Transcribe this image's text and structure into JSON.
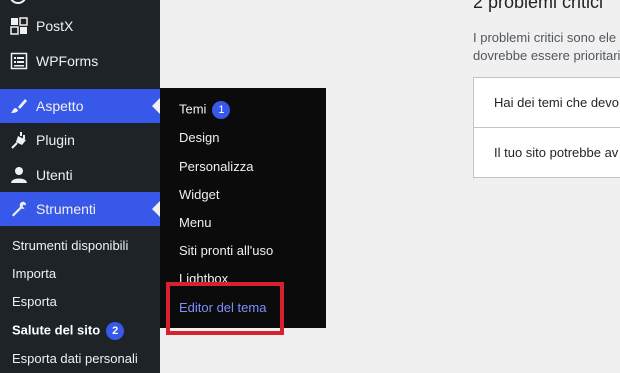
{
  "sidebar": {
    "items": [
      {
        "label": "PostX",
        "icon": "postx-icon"
      },
      {
        "label": "WPForms",
        "icon": "wpforms-icon"
      },
      {
        "label": "Aspetto",
        "icon": "paintbrush-icon"
      },
      {
        "label": "Plugin",
        "icon": "plug-icon"
      },
      {
        "label": "Utenti",
        "icon": "user-icon"
      },
      {
        "label": "Strumenti",
        "icon": "wrench-icon"
      }
    ],
    "submenu": [
      {
        "label": "Strumenti disponibili"
      },
      {
        "label": "Importa"
      },
      {
        "label": "Esporta"
      },
      {
        "label": "Salute del sito",
        "badge": "2"
      },
      {
        "label": "Esporta dati personali"
      }
    ]
  },
  "flyout": {
    "items": [
      {
        "label": "Temi",
        "badge": "1"
      },
      {
        "label": "Design"
      },
      {
        "label": "Personalizza"
      },
      {
        "label": "Widget"
      },
      {
        "label": "Menu"
      },
      {
        "label": "Siti pronti all'uso"
      },
      {
        "label": "Lightbox"
      },
      {
        "label": "Editor del tema"
      }
    ]
  },
  "main": {
    "heading": "2 problemi critici",
    "description_line1": "I problemi critici sono ele",
    "description_line2": "dovrebbe essere prioritari",
    "issues": [
      {
        "label": "Hai dei temi che devo"
      },
      {
        "label": "Il tuo sito potrebbe av"
      }
    ]
  },
  "colors": {
    "sidebar_bg": "#1d2327",
    "active_bg": "#3858e9",
    "flyout_bg": "#0b0b0b",
    "highlight_text": "#7b90ff",
    "annotation_red": "#d8212f"
  }
}
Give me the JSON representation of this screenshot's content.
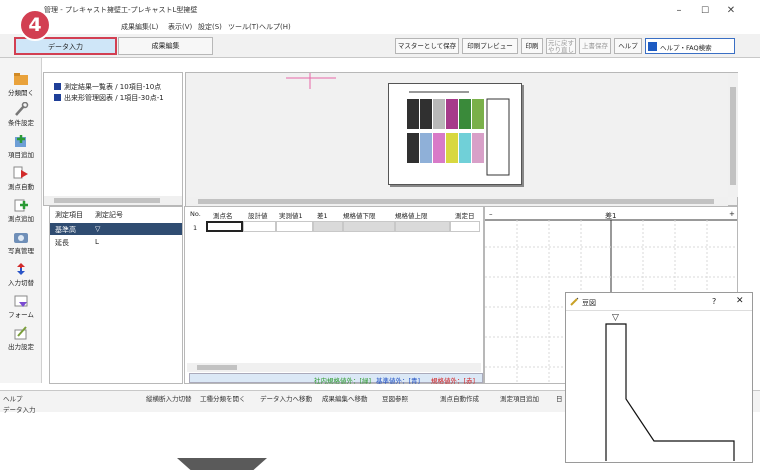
{
  "window": {
    "title": "管理 - プレキャスト擁壁工-プレキャストL型擁壁",
    "minimize": "–",
    "maximize": "☐",
    "close": "✕"
  },
  "step_badge": "4",
  "menu": {
    "items": [
      "成果編集(L)",
      "表示(V)",
      "設定(S)",
      "ツール(T)",
      "ヘルプ(H)"
    ]
  },
  "ribbon": {
    "tabs": [
      {
        "label": "データ入力",
        "active": true
      },
      {
        "label": "成果編集",
        "active": false
      }
    ],
    "buttons": {
      "master_save": "マスターとして保存",
      "print_preview": "印刷プレビュー",
      "print": "印刷",
      "undo": "元に戻す",
      "redo": "やり直し",
      "overwrite_save": "上書保存",
      "help": "ヘルプ"
    },
    "help_search": "ヘルプ・FAQ検索"
  },
  "left_toolbar": [
    {
      "label": "分類開く",
      "icon": "folder-icon"
    },
    {
      "label": "条件設定",
      "icon": "wrench-icon"
    },
    {
      "label": "項目追加",
      "icon": "add-item-icon"
    },
    {
      "label": "測点自動",
      "icon": "auto-point-icon"
    },
    {
      "label": "測点追加",
      "icon": "add-point-icon"
    },
    {
      "label": "写真管理",
      "icon": "camera-icon"
    },
    {
      "label": "入力切替",
      "icon": "switch-icon"
    },
    {
      "label": "フォーム",
      "icon": "form-icon"
    },
    {
      "label": "出力設定",
      "icon": "output-icon"
    }
  ],
  "tree": [
    "測定結果一覧表 / 10項目-10点",
    "出来形管理図表 / 1項目-30点-1"
  ],
  "items_panel": {
    "header_item": "測定項目",
    "header_symbol": "測定記号",
    "rows": [
      {
        "item": "基準高",
        "symbol": "▽",
        "selected": true
      },
      {
        "item": "延長",
        "symbol": "L",
        "selected": false
      }
    ]
  },
  "grid": {
    "headers": [
      "No.",
      "測点名",
      "設計値",
      "実測値1",
      "差1",
      "規格値下限",
      "規格値上限",
      "測定日"
    ],
    "row_no": "1",
    "status_parts": [
      {
        "text": "社内規格値外：[緑]",
        "color": "#2e9a2e"
      },
      {
        "text": "基準値外：[青]",
        "color": "#1d4fc4"
      },
      {
        "text": "規格値外：[赤]",
        "color": "#d22020"
      }
    ]
  },
  "chart": {
    "minus": "–",
    "title": "差1",
    "plus": "+"
  },
  "statusbar": {
    "fkeys": [
      "ヘルプ",
      "",
      "縦横断入力切替",
      "工種分類を開く",
      "データ入力へ移動",
      "成果編集へ移動",
      "豆図参照",
      "測点自動作成",
      "測定項目追加",
      "日"
    ],
    "mode": "データ入力"
  },
  "dialog": {
    "title": "豆図",
    "help": "?",
    "close": "✕",
    "marker": "▽"
  }
}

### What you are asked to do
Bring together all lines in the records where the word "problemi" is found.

### Solved exercise
    "heading": "2 problemi critici",
    "description_line1": "I problemi critici sono ele",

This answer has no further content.